Why? Let’s look at the revenue numbers, since understanding the tax that Scotland will be able to pull in from 2015 onwards is pretty vital to figuring out how successful any devolution can be.
According to GERS, total revenues in Scotland from 2007 to 2011 came in at 8.3% of UK GDP every year. They fell a little in the most recently available numbers to 8.2%, but you get the idea.
GERS then adds in a number for the oil revenues that Scotland might have if it were independent and comes up with a number of somewhere between 9.3% and 9.7% every year (9.7% being the most recent number).
The prime minister has admitted his appeal is limited in Scotland, but sees his role as reminding Scots that the English have “a voice, but not a vote” in the referendum and that they want their northern neighbours to stay in the Union.
I asked James Ferguson of The MacroStrategy Partnership to have a closer look at this for me for the simple reason that the numbers appear remarkably convenient: the Scottish population is about 8.3% of the UK population and the Scottish share of UK total managed expenditure is about 9.5%, so these numbers have Scotland raising and spending what looks like exactly the right amounts.
His response was pretty straightforward. He points us towards the notes to the numbers which say that, save for a few local revenues, “separate identification of most other revenues for Scotland is not possible. GERS therefore uses a number of different methodologies to apportion tax revenues to Scotland. In doing so, there are often theoretical and practical challenges in determining an appropriate share to allocate to Scotland. In certain cases, a variety of alternative methodologies could be applied each leading to different estimates.”
It is, says Ferguson, a “pretty blatant case of starting with the answer and working out the more granular line-by-line ‘estimates’ backwards”.
No economic figures are entirely accurate, but this is different: the basic revenue numbers are more or less guesswork, to which is added an so far entirely un-negotiated share of UK oil revenues.
So there you go. I’m giving you one less thing to think about: you can now happily ignore all the financial arguments for a separate Scotland on the basis that no one knows what they actually are.
There’ll be more on what you should or shouldn’t do about all this in coming issues of MoneyWeek. But for now let’s go back to basics. If Scotland is genuinely expected to vote to divide with all that implies (higher mortgage rates, possible wealth taxes, a new currency, land reform, the likely end of super-low rates and Help to Buy) would house prices be rising quite as fast as they are?
Note that the average Scottish house price is now a mere £3,900 below its nominal peak – up just over 4% in the past year. And would estate agents be reporting bidding wars over one-bedroom flats in the nicer areas of Edinburgh and surges of external buyers?
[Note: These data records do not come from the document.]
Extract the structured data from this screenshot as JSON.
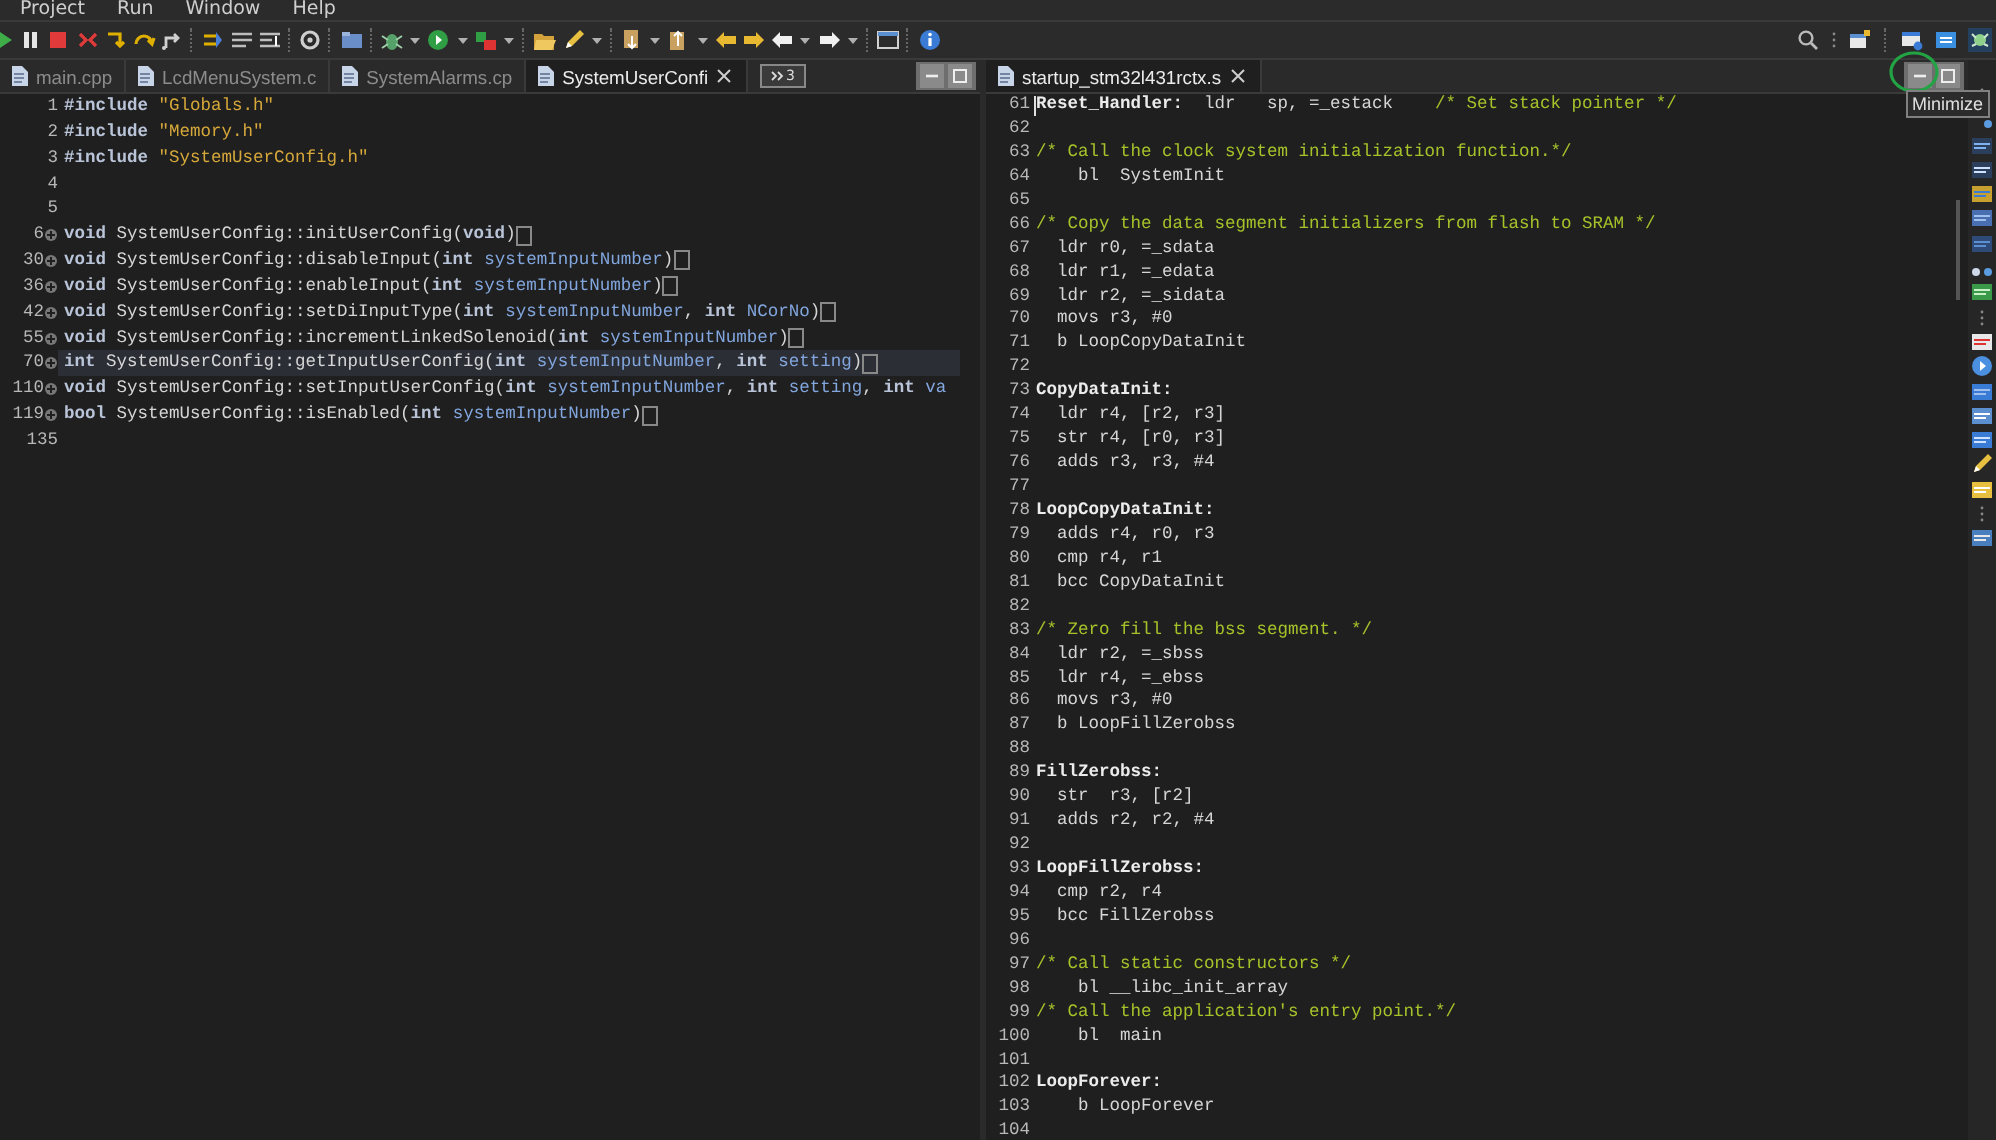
{
  "menu": [
    {
      "label": "Project"
    },
    {
      "label": "Run"
    },
    {
      "label": "Window"
    },
    {
      "label": "Help"
    }
  ],
  "editors": [
    {
      "tabs": [
        {
          "label": "main.cpp",
          "selected": false
        },
        {
          "label": "LcdMenuSystem.c",
          "selected": false
        },
        {
          "label": "SystemAlarms.cp",
          "selected": false
        },
        {
          "label": "SystemUserConfi",
          "selected": true
        }
      ],
      "overflow_count": "3",
      "lines": [
        {
          "number": "1",
          "collapsed": false,
          "current": false,
          "cursor": false,
          "segments": [
            {
              "kind": "keyword",
              "text": "#include"
            },
            {
              "kind": "string",
              "text": " \"Globals.h\""
            }
          ]
        },
        {
          "number": "2",
          "collapsed": false,
          "current": false,
          "cursor": false,
          "segments": [
            {
              "kind": "keyword",
              "text": "#include"
            },
            {
              "kind": "string",
              "text": " \"Memory.h\""
            }
          ]
        },
        {
          "number": "3",
          "collapsed": false,
          "current": false,
          "cursor": false,
          "segments": [
            {
              "kind": "keyword",
              "text": "#include"
            },
            {
              "kind": "string",
              "text": " \"SystemUserConfig.h\""
            }
          ]
        },
        {
          "number": "4",
          "collapsed": false,
          "current": false,
          "cursor": false
        },
        {
          "number": "5",
          "collapsed": false,
          "current": false,
          "cursor": false
        },
        {
          "number": "6",
          "collapsed": true,
          "current": false,
          "cursor": false,
          "segments": [
            {
              "kind": "keyword",
              "text": "void"
            },
            {
              "kind": "plain",
              "text": " SystemUserConfig::initUserConfig("
            },
            {
              "kind": "keyword",
              "text": "void"
            },
            {
              "kind": "plain",
              "text": ")"
            },
            {
              "kind": "elision"
            }
          ]
        },
        {
          "number": "30",
          "collapsed": true,
          "current": false,
          "cursor": false,
          "segments": [
            {
              "kind": "keyword",
              "text": "void"
            },
            {
              "kind": "plain",
              "text": " SystemUserConfig::disableInput("
            },
            {
              "kind": "keyword",
              "text": "int"
            },
            {
              "kind": "param",
              "text": " systemInputNumber"
            },
            {
              "kind": "plain",
              "text": ")"
            },
            {
              "kind": "elision"
            }
          ]
        },
        {
          "number": "36",
          "collapsed": true,
          "current": false,
          "cursor": false,
          "segments": [
            {
              "kind": "keyword",
              "text": "void"
            },
            {
              "kind": "plain",
              "text": " SystemUserConfig::enableInput("
            },
            {
              "kind": "keyword",
              "text": "int"
            },
            {
              "kind": "param",
              "text": " systemInputNumber"
            },
            {
              "kind": "plain",
              "text": ")"
            },
            {
              "kind": "elision"
            }
          ]
        },
        {
          "number": "42",
          "collapsed": true,
          "current": false,
          "cursor": false,
          "segments": [
            {
              "kind": "keyword",
              "text": "void"
            },
            {
              "kind": "plain",
              "text": " SystemUserConfig::setDiInputType("
            },
            {
              "kind": "keyword",
              "text": "int"
            },
            {
              "kind": "param",
              "text": " systemInputNumber"
            },
            {
              "kind": "plain",
              "text": ", "
            },
            {
              "kind": "keyword",
              "text": "int"
            },
            {
              "kind": "param",
              "text": " NCorNo"
            },
            {
              "kind": "plain",
              "text": ")"
            },
            {
              "kind": "elision"
            }
          ]
        },
        {
          "number": "55",
          "collapsed": true,
          "current": false,
          "cursor": false,
          "segments": [
            {
              "kind": "keyword",
              "text": "void"
            },
            {
              "kind": "plain",
              "text": " SystemUserConfig::incrementLinkedSolenoid("
            },
            {
              "kind": "keyword",
              "text": "int"
            },
            {
              "kind": "param",
              "text": " systemInputNumber"
            },
            {
              "kind": "plain",
              "text": ")"
            },
            {
              "kind": "elision"
            }
          ]
        },
        {
          "number": "70",
          "collapsed": true,
          "current": true,
          "cursor": false,
          "segments": [
            {
              "kind": "keyword",
              "text": "int"
            },
            {
              "kind": "plain",
              "text": " SystemUserConfig::getInputUserConfig("
            },
            {
              "kind": "keyword",
              "text": "int"
            },
            {
              "kind": "param",
              "text": " systemInputNumber"
            },
            {
              "kind": "plain",
              "text": ", "
            },
            {
              "kind": "keyword",
              "text": "int"
            },
            {
              "kind": "param",
              "text": " setting"
            },
            {
              "kind": "plain",
              "text": ")"
            },
            {
              "kind": "elision"
            }
          ]
        },
        {
          "number": "110",
          "collapsed": true,
          "current": false,
          "cursor": false,
          "segments": [
            {
              "kind": "keyword",
              "text": "void"
            },
            {
              "kind": "plain",
              "text": " SystemUserConfig::setInputUserConfig("
            },
            {
              "kind": "keyword",
              "text": "int"
            },
            {
              "kind": "param",
              "text": " systemInputNumber"
            },
            {
              "kind": "plain",
              "text": ", "
            },
            {
              "kind": "keyword",
              "text": "int"
            },
            {
              "kind": "param",
              "text": " setting"
            },
            {
              "kind": "plain",
              "text": ", "
            },
            {
              "kind": "keyword",
              "text": "int"
            },
            {
              "kind": "param",
              "text": " va"
            }
          ]
        },
        {
          "number": "119",
          "collapsed": true,
          "current": false,
          "cursor": false,
          "segments": [
            {
              "kind": "keyword",
              "text": "bool"
            },
            {
              "kind": "plain",
              "text": " SystemUserConfig::isEnabled("
            },
            {
              "kind": "keyword",
              "text": "int"
            },
            {
              "kind": "param",
              "text": " systemInputNumber"
            },
            {
              "kind": "plain",
              "text": ")"
            },
            {
              "kind": "elision"
            }
          ]
        },
        {
          "number": "135",
          "collapsed": false,
          "current": false,
          "cursor": false
        }
      ]
    },
    {
      "tabs": [
        {
          "label": "startup_stm32l431rctx.s",
          "selected": true
        }
      ],
      "lines": [
        {
          "number": "61",
          "collapsed": false,
          "current": false,
          "cursor": true,
          "segments": [
            {
              "kind": "label",
              "text": "Reset_Handler:"
            },
            {
              "kind": "plain",
              "text": "  ldr   sp, =_estack    "
            },
            {
              "kind": "comment",
              "text": "/* Set stack pointer */"
            }
          ]
        },
        {
          "number": "62",
          "collapsed": false,
          "current": false,
          "cursor": false
        },
        {
          "number": "63",
          "collapsed": false,
          "current": false,
          "cursor": false,
          "segments": [
            {
              "kind": "comment",
              "text": "/* Call the clock system initialization function.*/"
            }
          ]
        },
        {
          "number": "64",
          "collapsed": false,
          "current": false,
          "cursor": false,
          "segments": [
            {
              "kind": "plain",
              "text": "    bl  SystemInit"
            }
          ]
        },
        {
          "number": "65",
          "collapsed": false,
          "current": false,
          "cursor": false
        },
        {
          "number": "66",
          "collapsed": false,
          "current": false,
          "cursor": false,
          "segments": [
            {
              "kind": "comment",
              "text": "/* Copy the data segment initializers from flash to SRAM */"
            }
          ]
        },
        {
          "number": "67",
          "collapsed": false,
          "current": false,
          "cursor": false,
          "segments": [
            {
              "kind": "plain",
              "text": "  ldr r0, =_sdata"
            }
          ]
        },
        {
          "number": "68",
          "collapsed": false,
          "current": false,
          "cursor": false,
          "segments": [
            {
              "kind": "plain",
              "text": "  ldr r1, =_edata"
            }
          ]
        },
        {
          "number": "69",
          "collapsed": false,
          "current": false,
          "cursor": false,
          "segments": [
            {
              "kind": "plain",
              "text": "  ldr r2, =_sidata"
            }
          ]
        },
        {
          "number": "70",
          "collapsed": false,
          "current": false,
          "cursor": false,
          "segments": [
            {
              "kind": "plain",
              "text": "  movs r3, #0"
            }
          ]
        },
        {
          "number": "71",
          "collapsed": false,
          "current": false,
          "cursor": false,
          "segments": [
            {
              "kind": "plain",
              "text": "  b LoopCopyDataInit"
            }
          ]
        },
        {
          "number": "72",
          "collapsed": false,
          "current": false,
          "cursor": false
        },
        {
          "number": "73",
          "collapsed": false,
          "current": false,
          "cursor": false,
          "segments": [
            {
              "kind": "label",
              "text": "CopyDataInit:"
            }
          ]
        },
        {
          "number": "74",
          "collapsed": false,
          "current": false,
          "cursor": false,
          "segments": [
            {
              "kind": "plain",
              "text": "  ldr r4, [r2, r3]"
            }
          ]
        },
        {
          "number": "75",
          "collapsed": false,
          "current": false,
          "cursor": false,
          "segments": [
            {
              "kind": "plain",
              "text": "  str r4, [r0, r3]"
            }
          ]
        },
        {
          "number": "76",
          "collapsed": false,
          "current": false,
          "cursor": false,
          "segments": [
            {
              "kind": "plain",
              "text": "  adds r3, r3, #4"
            }
          ]
        },
        {
          "number": "77",
          "collapsed": false,
          "current": false,
          "cursor": false
        },
        {
          "number": "78",
          "collapsed": false,
          "current": false,
          "cursor": false,
          "segments": [
            {
              "kind": "label",
              "text": "LoopCopyDataInit:"
            }
          ]
        },
        {
          "number": "79",
          "collapsed": false,
          "current": false,
          "cursor": false,
          "segments": [
            {
              "kind": "plain",
              "text": "  adds r4, r0, r3"
            }
          ]
        },
        {
          "number": "80",
          "collapsed": false,
          "current": false,
          "cursor": false,
          "segments": [
            {
              "kind": "plain",
              "text": "  cmp r4, r1"
            }
          ]
        },
        {
          "number": "81",
          "collapsed": false,
          "current": false,
          "cursor": false,
          "segments": [
            {
              "kind": "plain",
              "text": "  bcc CopyDataInit"
            }
          ]
        },
        {
          "number": "82",
          "collapsed": false,
          "current": false,
          "cursor": false
        },
        {
          "number": "83",
          "collapsed": false,
          "current": false,
          "cursor": false,
          "segments": [
            {
              "kind": "comment",
              "text": "/* Zero fill the bss segment. */"
            }
          ]
        },
        {
          "number": "84",
          "collapsed": false,
          "current": false,
          "cursor": false,
          "segments": [
            {
              "kind": "plain",
              "text": "  ldr r2, =_sbss"
            }
          ]
        },
        {
          "number": "85",
          "collapsed": false,
          "current": false,
          "cursor": false,
          "segments": [
            {
              "kind": "plain",
              "text": "  ldr r4, =_ebss"
            }
          ]
        },
        {
          "number": "86",
          "collapsed": false,
          "current": false,
          "cursor": false,
          "segments": [
            {
              "kind": "plain",
              "text": "  movs r3, #0"
            }
          ]
        },
        {
          "number": "87",
          "collapsed": false,
          "current": false,
          "cursor": false,
          "segments": [
            {
              "kind": "plain",
              "text": "  b LoopFillZerobss"
            }
          ]
        },
        {
          "number": "88",
          "collapsed": false,
          "current": false,
          "cursor": false
        },
        {
          "number": "89",
          "collapsed": false,
          "current": false,
          "cursor": false,
          "segments": [
            {
              "kind": "label",
              "text": "FillZerobss:"
            }
          ]
        },
        {
          "number": "90",
          "collapsed": false,
          "current": false,
          "cursor": false,
          "segments": [
            {
              "kind": "plain",
              "text": "  str  r3, [r2]"
            }
          ]
        },
        {
          "number": "91",
          "collapsed": false,
          "current": false,
          "cursor": false,
          "segments": [
            {
              "kind": "plain",
              "text": "  adds r2, r2, #4"
            }
          ]
        },
        {
          "number": "92",
          "collapsed": false,
          "current": false,
          "cursor": false
        },
        {
          "number": "93",
          "collapsed": false,
          "current": false,
          "cursor": false,
          "segments": [
            {
              "kind": "label",
              "text": "LoopFillZerobss:"
            }
          ]
        },
        {
          "number": "94",
          "collapsed": false,
          "current": false,
          "cursor": false,
          "segments": [
            {
              "kind": "plain",
              "text": "  cmp r2, r4"
            }
          ]
        },
        {
          "number": "95",
          "collapsed": false,
          "current": false,
          "cursor": false,
          "segments": [
            {
              "kind": "plain",
              "text": "  bcc FillZerobss"
            }
          ]
        },
        {
          "number": "96",
          "collapsed": false,
          "current": false,
          "cursor": false
        },
        {
          "number": "97",
          "collapsed": false,
          "current": false,
          "cursor": false,
          "segments": [
            {
              "kind": "comment",
              "text": "/* Call static constructors */"
            }
          ]
        },
        {
          "number": "98",
          "collapsed": false,
          "current": false,
          "cursor": false,
          "segments": [
            {
              "kind": "plain",
              "text": "    bl __libc_init_array"
            }
          ]
        },
        {
          "number": "99",
          "collapsed": false,
          "current": false,
          "cursor": false,
          "segments": [
            {
              "kind": "comment",
              "text": "/* Call the application's entry point.*/"
            }
          ]
        },
        {
          "number": "100",
          "collapsed": false,
          "current": false,
          "cursor": false,
          "segments": [
            {
              "kind": "plain",
              "text": "    bl  main"
            }
          ]
        },
        {
          "number": "101",
          "collapsed": false,
          "current": false,
          "cursor": false
        },
        {
          "number": "102",
          "collapsed": false,
          "current": false,
          "cursor": false,
          "segments": [
            {
              "kind": "label",
              "text": "LoopForever:"
            }
          ]
        },
        {
          "number": "103",
          "collapsed": false,
          "current": false,
          "cursor": false,
          "segments": [
            {
              "kind": "plain",
              "text": "    b LoopForever"
            }
          ]
        },
        {
          "number": "104",
          "collapsed": false,
          "current": false,
          "cursor": false
        }
      ]
    }
  ],
  "tooltip": "Minimize"
}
Probably not. We might be better off ignoring the polls and just watching the only thing we all care about anyway – house prices.
• This article was first published in the Financial Times.